• GOAL OF THE EXERCISE:
Which lines below mention "name"? Pick each one out.

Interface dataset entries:
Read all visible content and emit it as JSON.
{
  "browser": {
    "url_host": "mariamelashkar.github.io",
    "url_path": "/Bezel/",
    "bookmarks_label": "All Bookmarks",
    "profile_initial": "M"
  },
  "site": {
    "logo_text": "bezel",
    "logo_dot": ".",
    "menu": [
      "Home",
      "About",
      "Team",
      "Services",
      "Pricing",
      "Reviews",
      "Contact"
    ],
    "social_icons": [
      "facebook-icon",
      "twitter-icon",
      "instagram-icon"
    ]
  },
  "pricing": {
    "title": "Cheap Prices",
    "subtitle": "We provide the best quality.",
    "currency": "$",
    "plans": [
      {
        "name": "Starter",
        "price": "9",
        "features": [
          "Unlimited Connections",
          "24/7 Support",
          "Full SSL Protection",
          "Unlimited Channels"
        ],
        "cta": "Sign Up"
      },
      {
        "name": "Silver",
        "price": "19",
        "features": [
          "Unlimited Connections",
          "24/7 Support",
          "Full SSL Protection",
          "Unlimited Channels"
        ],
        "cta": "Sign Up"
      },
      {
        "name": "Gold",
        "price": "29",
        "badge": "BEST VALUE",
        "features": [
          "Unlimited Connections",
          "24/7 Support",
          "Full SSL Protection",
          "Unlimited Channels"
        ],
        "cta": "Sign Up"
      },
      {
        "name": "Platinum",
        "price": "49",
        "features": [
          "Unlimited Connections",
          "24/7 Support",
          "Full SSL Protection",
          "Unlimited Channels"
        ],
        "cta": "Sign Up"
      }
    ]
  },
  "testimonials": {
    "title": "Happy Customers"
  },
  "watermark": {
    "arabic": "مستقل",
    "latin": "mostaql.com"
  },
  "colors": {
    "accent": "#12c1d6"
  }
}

• ANSWER:
        "name": "Starter",
        "name": "Silver",
        "name": "Gold",
        "name": "Platinum",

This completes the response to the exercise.